The 2014 NBA Draft will be a historic one for Canadian basketball, with as many as seven players from Canada - three of them as high as the first round - possibly selected. In the days leading up to the draft, TSN.ca and TSN Radio basketball analyst Duane Watson looks at some of the names that will be headlining the event. Watch the 2014 NBA Draft on TSN, Thursday at 7pm et/4pm pt.
Name: Tyler Ennis
From: Brampton, Ontario
Played: Syracuse University
Position: Point Guard
2013-2014 Stats: 12.9 points, 5.5 assists, 2.1 steals
Breakout Game: 14 points, 9 assists in win vs. Duke Feb 1st.
Accolades: 2013 - '14 All-ACC Defensive team, Second team All-ACC, finished amongst 10 finalists for Naismith Player of the Year voting.

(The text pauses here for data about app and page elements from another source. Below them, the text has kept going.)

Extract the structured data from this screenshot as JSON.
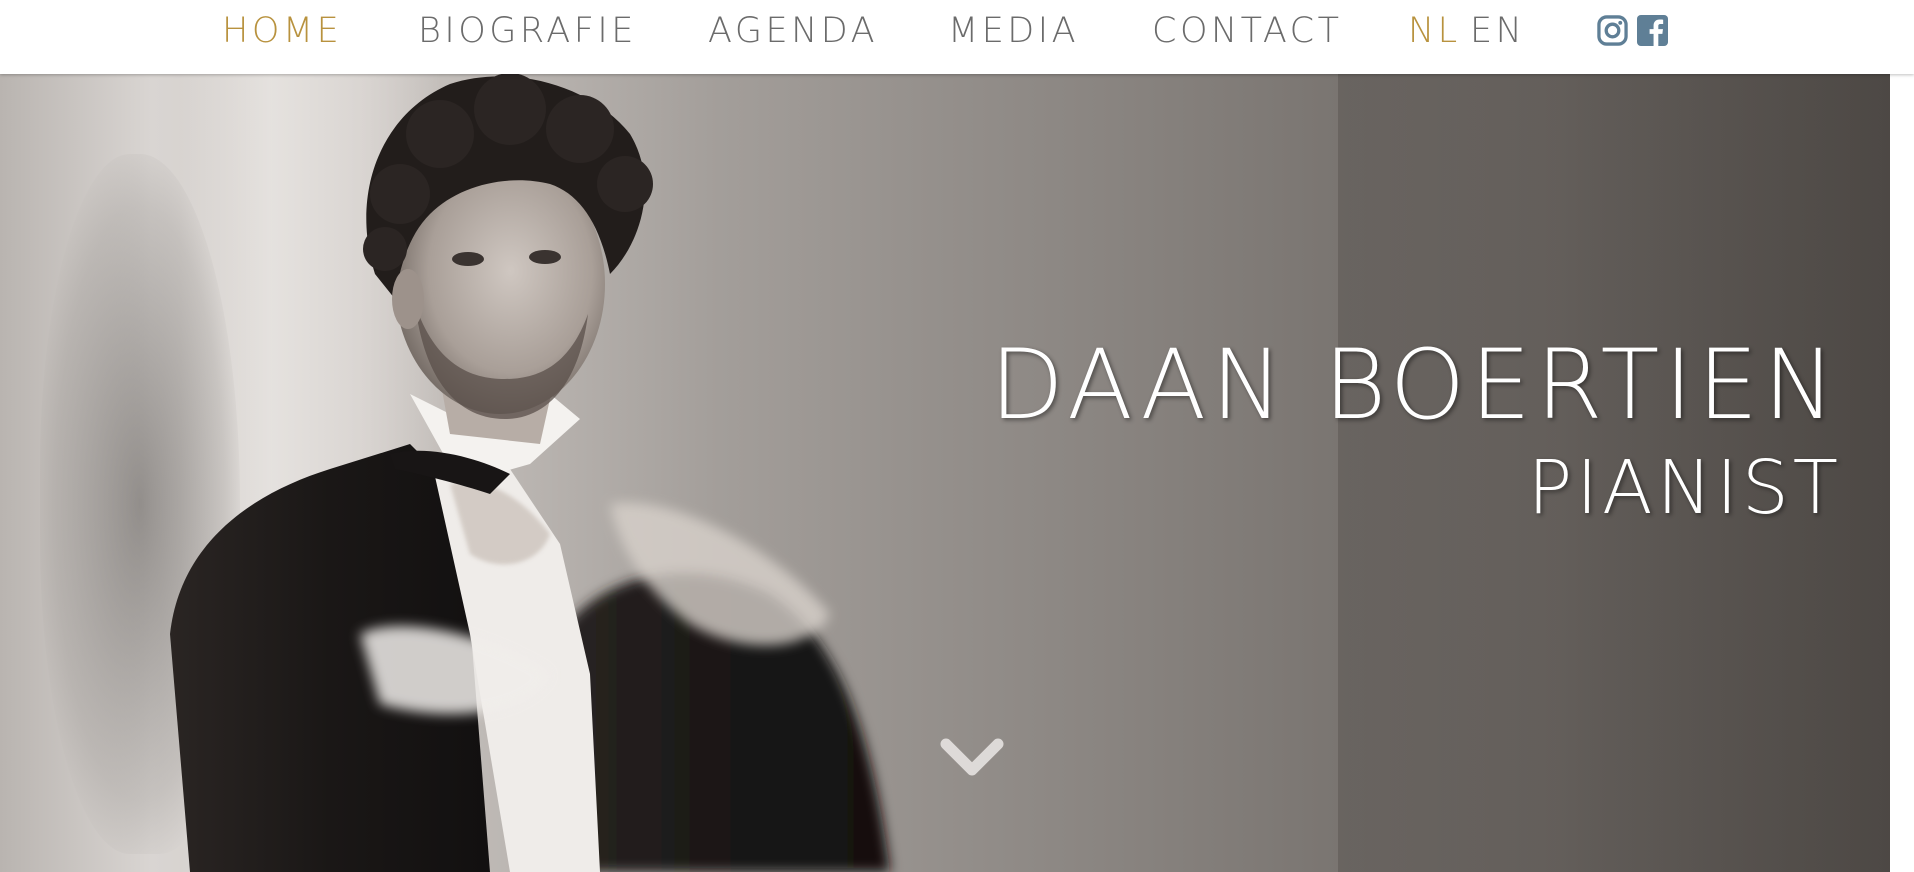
{
  "nav": {
    "items": [
      {
        "label": "HOME",
        "active": true
      },
      {
        "label": "BIOGRAFIE",
        "active": false
      },
      {
        "label": "AGENDA",
        "active": false
      },
      {
        "label": "MEDIA",
        "active": false
      },
      {
        "label": "CONTACT",
        "active": false
      }
    ],
    "language": {
      "nl": "NL",
      "en": "EN",
      "active": "NL"
    },
    "social": [
      "instagram-icon",
      "facebook-icon"
    ]
  },
  "hero": {
    "name": "DAAN BOERTIEN",
    "subtitle": "PIANIST",
    "scroll_icon": "chevron-down-icon"
  },
  "colors": {
    "accent": "#b8923e",
    "nav_text": "#6b6b6b",
    "social": "#5f7f96",
    "hero_text": "#ffffff"
  }
}
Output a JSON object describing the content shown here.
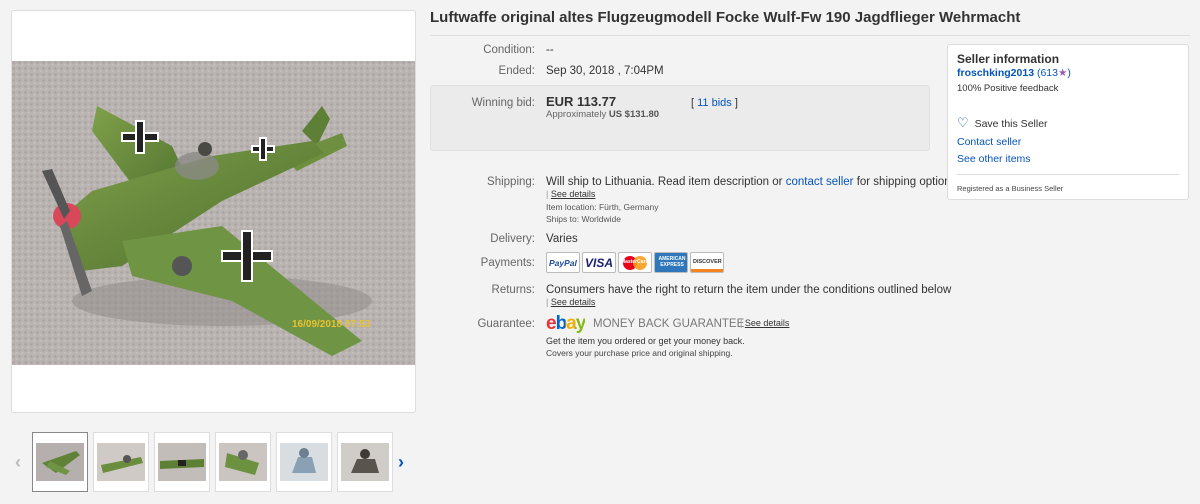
{
  "title": "Luftwaffe original altes Flugzeugmodell Focke Wulf-Fw 190 Jagdflieger Wehrmacht",
  "photo_timestamp": "16/09/2018 07:53",
  "condition": {
    "label": "Condition:",
    "value": "--"
  },
  "ended": {
    "label": "Ended:",
    "value": "Sep 30, 2018 , 7:04PM"
  },
  "bid": {
    "label": "Winning bid:",
    "price": "EUR 113.77",
    "approx_prefix": "Approximately",
    "approx_value": "US $131.80",
    "bids_open": "[",
    "bids_link": "11 bids",
    "bids_close": "]"
  },
  "shipping": {
    "label": "Shipping:",
    "text_before": "Will ship to Lithuania. Read item description or",
    "contact_link": "contact seller",
    "text_after": "for shipping options.",
    "see_details": "See details",
    "location_label": "Item location:",
    "location_value": "Fürth, Germany",
    "ships_label": "Ships to:",
    "ships_value": "Worldwide"
  },
  "delivery": {
    "label": "Delivery:",
    "value": "Varies"
  },
  "payments": {
    "label": "Payments:",
    "paypal": "PayPal",
    "visa": "VISA",
    "mastercard": "MasterCard",
    "amex": "AMERICAN EXPRESS",
    "discover": "DISCOVER"
  },
  "returns": {
    "label": "Returns:",
    "text": "Consumers have the right to return the item under the conditions outlined below",
    "see_details": "See details"
  },
  "guarantee": {
    "label": "Guarantee:",
    "logo_text": "ebay",
    "headline": "MONEY BACK GUARANTEE",
    "see_details": "See details",
    "line1": "Get the item you ordered or get your money back.",
    "line2": "Covers your purchase price and original shipping."
  },
  "seller": {
    "heading": "Seller information",
    "name": "froschking2013",
    "feedback_score": "(613",
    "feedback_close": ")",
    "positive": "100% Positive feedback",
    "save": "Save this Seller",
    "contact": "Contact seller",
    "other_items": "See other items",
    "registered": "Registered as a Business Seller"
  },
  "colors": {
    "link": "#0654ba",
    "paypal_blue": "#1b4b96",
    "star": "#9b59b6"
  },
  "icons": [
    "chevron-left-icon",
    "chevron-right-icon",
    "heart-icon",
    "star-icon"
  ]
}
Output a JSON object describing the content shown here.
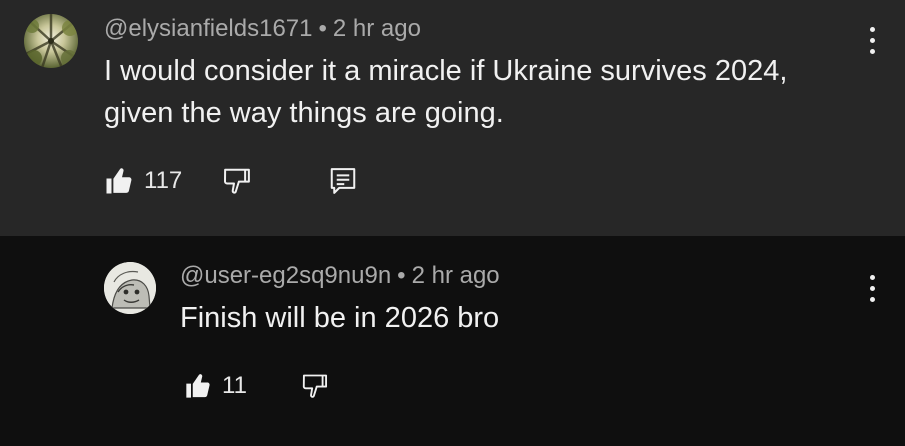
{
  "comments": [
    {
      "author": "@elysianfields1671",
      "time": "2 hr ago",
      "text": "I would consider it a miracle if Ukraine survives 2024, given the way things are going.",
      "likes": "117",
      "avatar_icon": "tree-canopy-avatar"
    },
    {
      "author": "@user-eg2sq9nu9n",
      "time": "2 hr ago",
      "text": "Finish will be in 2026 bro",
      "likes": "11",
      "avatar_icon": "sketch-face-avatar"
    }
  ],
  "separator": "•",
  "colors": {
    "top_bg": "#272727",
    "reply_bg": "#0f0f0f",
    "text": "#f1f1f1",
    "meta": "#aaaaaa"
  }
}
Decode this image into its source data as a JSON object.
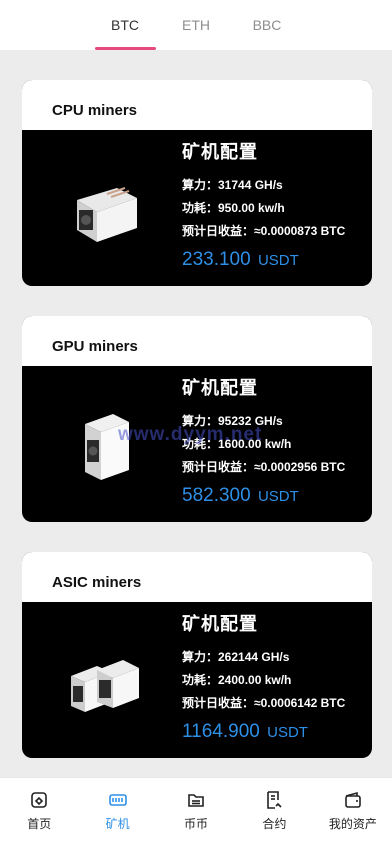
{
  "tabs": [
    {
      "label": "BTC",
      "active": true
    },
    {
      "label": "ETH",
      "active": false
    },
    {
      "label": "BBC",
      "active": false
    }
  ],
  "config_heading": "矿机配置",
  "miners": [
    {
      "title": "CPU miners",
      "hashrate": "算力：31744 GH/s",
      "power": "功耗：950.00 kw/h",
      "income": "预计日收益：≈0.0000873 BTC",
      "price": "233.100",
      "unit": "USDT"
    },
    {
      "title": "GPU miners",
      "hashrate": "算力：95232 GH/s",
      "power": "功耗：1600.00 kw/h",
      "income": "预计日收益：≈0.0002956 BTC",
      "price": "582.300",
      "unit": "USDT"
    },
    {
      "title": "ASIC miners",
      "hashrate": "算力：262144 GH/s",
      "power": "功耗：2400.00 kw/h",
      "income": "预计日收益：≈0.0006142 BTC",
      "price": "1164.900",
      "unit": "USDT"
    }
  ],
  "watermark": "www.dyym.net",
  "nav": [
    {
      "label": "首页",
      "icon": "home-icon",
      "active": false
    },
    {
      "label": "矿机",
      "icon": "miner-icon",
      "active": true
    },
    {
      "label": "币币",
      "icon": "wallet-folder-icon",
      "active": false
    },
    {
      "label": "合约",
      "icon": "contract-icon",
      "active": false
    },
    {
      "label": "我的资产",
      "icon": "wallet-icon",
      "active": false
    }
  ],
  "colors": {
    "accent": "#e6497c",
    "price": "#2e8fe6",
    "active_nav": "#2e8fe6"
  }
}
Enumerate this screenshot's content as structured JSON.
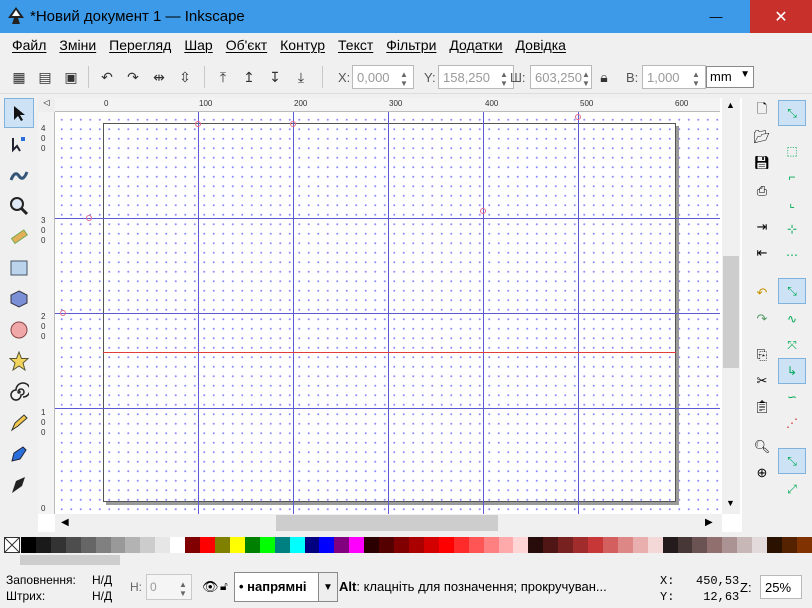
{
  "window": {
    "title": "*Новий документ 1 — Inkscape",
    "close_icon": "✕",
    "max_icon": "□",
    "min_icon": "—"
  },
  "menu": [
    {
      "label": "Файл"
    },
    {
      "label": "Зміни"
    },
    {
      "label": "Перегляд"
    },
    {
      "label": "Шар"
    },
    {
      "label": "Об'єкт"
    },
    {
      "label": "Контур"
    },
    {
      "label": "Текст"
    },
    {
      "label": "Фільтри"
    },
    {
      "label": "Додатки"
    },
    {
      "label": "Довідка"
    }
  ],
  "toolbar": {
    "x_label": "X:",
    "x_value": "0,000",
    "y_label": "Y:",
    "y_value": "158,250",
    "w_label": "Ш:",
    "w_value": "603,250",
    "h_label": "В:",
    "h_value": "1,000",
    "unit": "mm"
  },
  "ruler": {
    "top": [
      "0",
      "100",
      "200",
      "300",
      "400",
      "500",
      "600"
    ],
    "left": [
      "4",
      "0",
      "0",
      "3",
      "0",
      "0",
      "2",
      "0",
      "0",
      "1",
      "0",
      "0",
      "0"
    ]
  },
  "status": {
    "fill_label": "Заповнення:",
    "fill_value": "Н/Д",
    "stroke_label": "Штрих:",
    "stroke_value": "Н/Д",
    "h_label": "Н:",
    "h_value": "0",
    "layer": "напрямні",
    "message_key": "Alt",
    "message": ": клацніть для позначення; прокручуван...",
    "x_label": "X:",
    "x_value": "450,53",
    "y_label": "Y:",
    "y_value": "12,63",
    "zoom_label": "Z:",
    "zoom_value": "25%"
  },
  "colors": {
    "accent": "#3c9ae8",
    "close": "#c7302b",
    "guide": "#5b5bd6",
    "guide_selected": "#e43b3b"
  },
  "palette": [
    "#000000",
    "#1a1a1a",
    "#333333",
    "#4d4d4d",
    "#666666",
    "#808080",
    "#999999",
    "#b3b3b3",
    "#cccccc",
    "#e6e6e6",
    "#ffffff",
    "#800000",
    "#ff0000",
    "#808000",
    "#ffff00",
    "#008000",
    "#00ff00",
    "#008080",
    "#00ffff",
    "#000080",
    "#0000ff",
    "#800080",
    "#ff00ff",
    "#2b0000",
    "#550000",
    "#800000",
    "#aa0000",
    "#d40000",
    "#ff0000",
    "#ff2a2a",
    "#ff5555",
    "#ff8080",
    "#ffaaaa",
    "#ffd5d5",
    "#280b0b",
    "#501616",
    "#782121",
    "#a02c2c",
    "#c83737",
    "#d35f5f",
    "#de8787",
    "#e9afaf",
    "#f4d7d7",
    "#241c1c",
    "#483737",
    "#6c5353",
    "#916f6f",
    "#ac9393",
    "#c8b7b7",
    "#e3dbdb",
    "#2b1100",
    "#552200",
    "#803300"
  ]
}
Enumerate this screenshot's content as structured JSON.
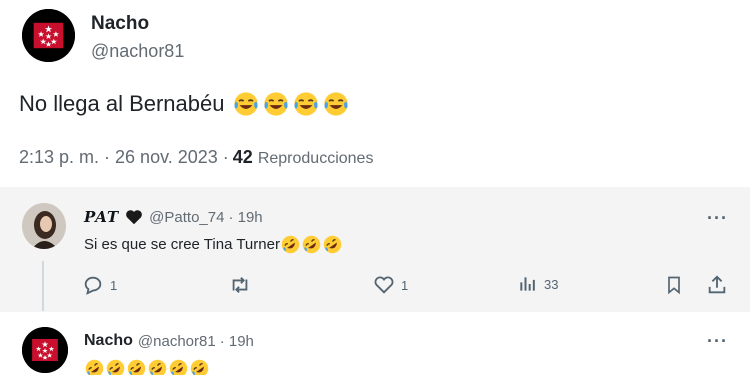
{
  "main_tweet": {
    "author_name": "Nacho",
    "author_handle": "@nachor81",
    "text": "No llega al Bernabéu",
    "emojis": [
      "face-with-tears-of-joy-emoji",
      "face-with-tears-of-joy-emoji",
      "face-with-tears-of-joy-emoji",
      "face-with-tears-of-joy-emoji"
    ],
    "timestamp": "2:13 p. m. · 26 nov. 2023 ·",
    "views_count": "42",
    "views_label": "Reproducciones"
  },
  "replies": [
    {
      "author_name": "PAT",
      "author_handle": "@Patto_74",
      "time": "· 19h",
      "text": "Si es que se cree Tina Turner",
      "emojis": [
        "rolling-on-floor-laughing-emoji",
        "rolling-on-floor-laughing-emoji",
        "rolling-on-floor-laughing-emoji"
      ],
      "more_label": "···",
      "actions": {
        "reply_count": "1",
        "retweet_count": "",
        "like_count": "1",
        "views_count": "33"
      }
    },
    {
      "author_name": "Nacho",
      "author_handle": "@nachor81",
      "time": "· 19h",
      "emojis": [
        "rolling-on-floor-laughing-emoji",
        "rolling-on-floor-laughing-emoji",
        "rolling-on-floor-laughing-emoji",
        "rolling-on-floor-laughing-emoji",
        "rolling-on-floor-laughing-emoji",
        "rolling-on-floor-laughing-emoji"
      ],
      "more_label": "···"
    }
  ],
  "icons": {
    "heart": "black-heart-icon",
    "reply": "comment-icon",
    "retweet": "retweet-icon",
    "like": "heart-outline-icon",
    "views": "bar-chart-icon",
    "bookmark": "bookmark-icon",
    "share": "share-icon"
  },
  "colors": {
    "avatar_flag_red": "#c8102e",
    "secondary_text": "#626b73",
    "reply_background": "#f4f4f5",
    "emoji_yellow": "#ffcc33"
  }
}
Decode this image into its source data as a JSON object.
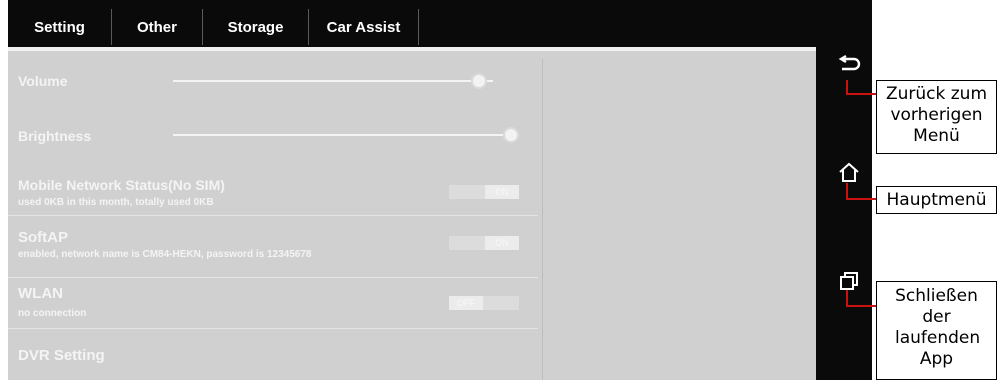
{
  "tabs": [
    {
      "label": "Setting"
    },
    {
      "label": "Other"
    },
    {
      "label": "Storage"
    },
    {
      "label": "Car Assist"
    }
  ],
  "settings": {
    "volume": {
      "label": "Volume",
      "level": 0.98
    },
    "brightness": {
      "label": "Brightness",
      "level": 1.0
    },
    "mobile_network": {
      "label": "Mobile Network Status(No SIM)",
      "sub": "used 0KB in this month, totally used 0KB",
      "toggle": "ON"
    },
    "softap": {
      "label": "SoftAP",
      "sub": "enabled, network name is CM84-HEKN, password is 12345678",
      "toggle": "ON"
    },
    "wlan": {
      "label": "WLAN",
      "sub": "no connection",
      "toggle": "OFF"
    },
    "dvr": {
      "label": "DVR Setting"
    }
  },
  "nav_icons": [
    "back-icon",
    "home-icon",
    "recent-apps-icon"
  ],
  "callouts": {
    "back": "Zurück zum vorherigen Menü",
    "home": "Hauptmenü",
    "close_app": "Schließen der laufenden App"
  },
  "colors": {
    "background": "#0a0a0a",
    "panel": "#d0d0d0",
    "connector": "#cc1111"
  }
}
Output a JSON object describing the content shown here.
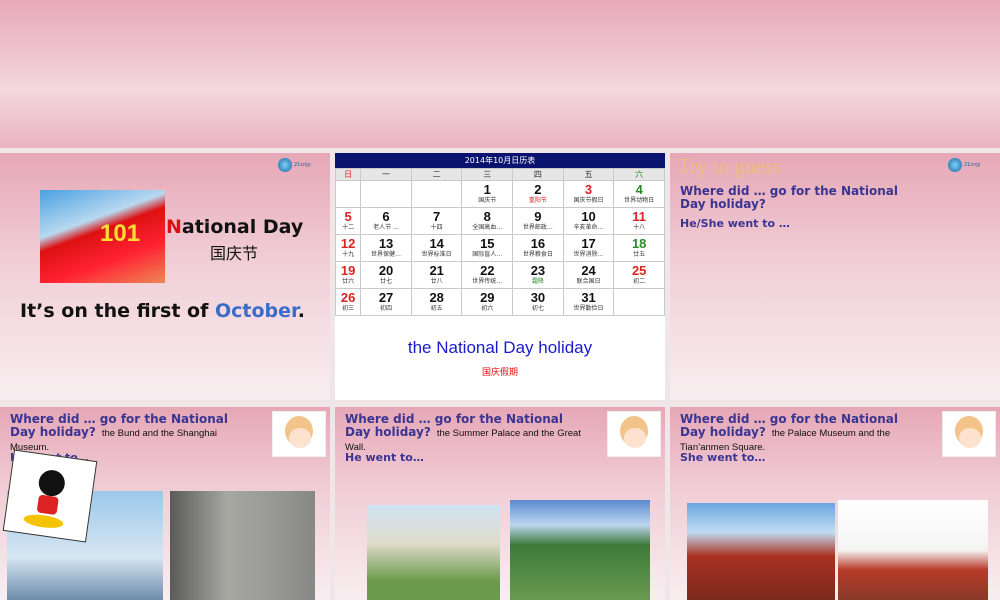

Draft Projection: Mid-late first round.
Comparable NBA player: Jrue Holiday
While all attention was focused on the impact Andrew Wiggins would make in his first season as a one-and-done player, Tyler Ennis quietly and confidently did the same.
Maturity and poise are two things consistently said about Ennis, and with good reason. As a freshman the 6'2 Brampton, Ontario native expertly and efficiently lead the Orange to a 28-6 record and a No. 1 ranking in the country.
The only person who wasn't surprised by Ennis' breakout season was Ennis. It wasn't a case of over confidence, but merely confidence. His assuredness in his abilities and talents is what kept him cool in late game situations, where he able to make clutch plays or scoring game-winning baskets.
A point guard in every sense of the term, he looks for his teammates first and creates opportunities for them - yet is still able to find his own shot when necessary, keeping defenses honest.
For a 19-year-old, he plays a very cerebral game. Taking care of the basketball, he averaged a miserly 1.7 turnovers, reads the floor very well and knows when to pass or make the play himself. Ennis doesn't shy away from the moment, and has a quick enough first step to get to the basket and possess a reliable jumper with good range. He is a legitimate triple threat with a competitive spirit.
His strength and explosiveness are questionable, yet strength is always a concern for many collegians moving to the next level. He isn't the quickest point guard, but makes up for lack of speed in a number of different areas. Defensively, he will have to grow as he has had the luxury of sitting in Jim Boeheim's zone defense, picking passing lanes and not facing one-on-one match-ups, that he will see in the pros.
Ennis has slipped out of the lottery, yet is still the best point guard in the draft. He has the poise and skill set to step into a starting situation right now in the NBA and run an offense, not just getting by on his physical gifts. Ennis again is seemingly flying under the radar, with the entire attention on other one-and-done prospects, with good reason.
There is no doubt or wonder in what you will get, which is why he will make the jump to the next level. For Ennis, the belief in himself wouldn't let him do otherwise.